December 19, 2011

Being good is easy when we trust our spirit

What we perceive as good always relates to what seems beneficial to us. What you feel good is what benefits you and likewise what is good for me is what I perceive what benefits me. In all these cases what is seen as good seems to harbour on selfishness. Therefore there is the fear of subverting another's good. How do we move from these nigglings of selfishness to working for the greater good? Unfortunately, even the greater good is tinged with selfishness. But we can indeed improve on this by thinking of what is good for society - ie. turning from MY good or YOUR good to OUR good. But even then this societal good is also tinged with selfishness. We just don't seem to get out of this all pervasive desire to own! Perhaps that is to be human! Yet our resolve must be to rise above the pettiness of being human and regain some of the universal spirit that is dormant within us which is our element and that which has been covered up by our years of social nurturing. While we can never be devoid of craving that is the hallmark of being human, our move towards societal good will mean a moving towards our inner spirit. And in doing so, we will be seeking the commonality that binds our seemingly separate existence. Our service to society is a way of regaining this inner essence and the universal principle that we all are ONE. Suddenly, there are no differences and no conflict.
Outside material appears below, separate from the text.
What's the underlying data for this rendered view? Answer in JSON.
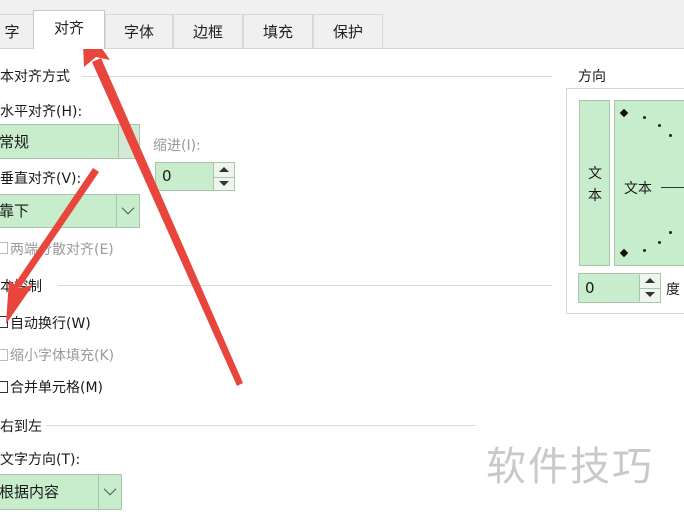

So the further we stretch ourselves towards serving another's benefit, rather than just our own, the ever closer we evolve towards our inner spiritual essence which is what we really are, shattering the mask we wear every day. That is the real homecoming!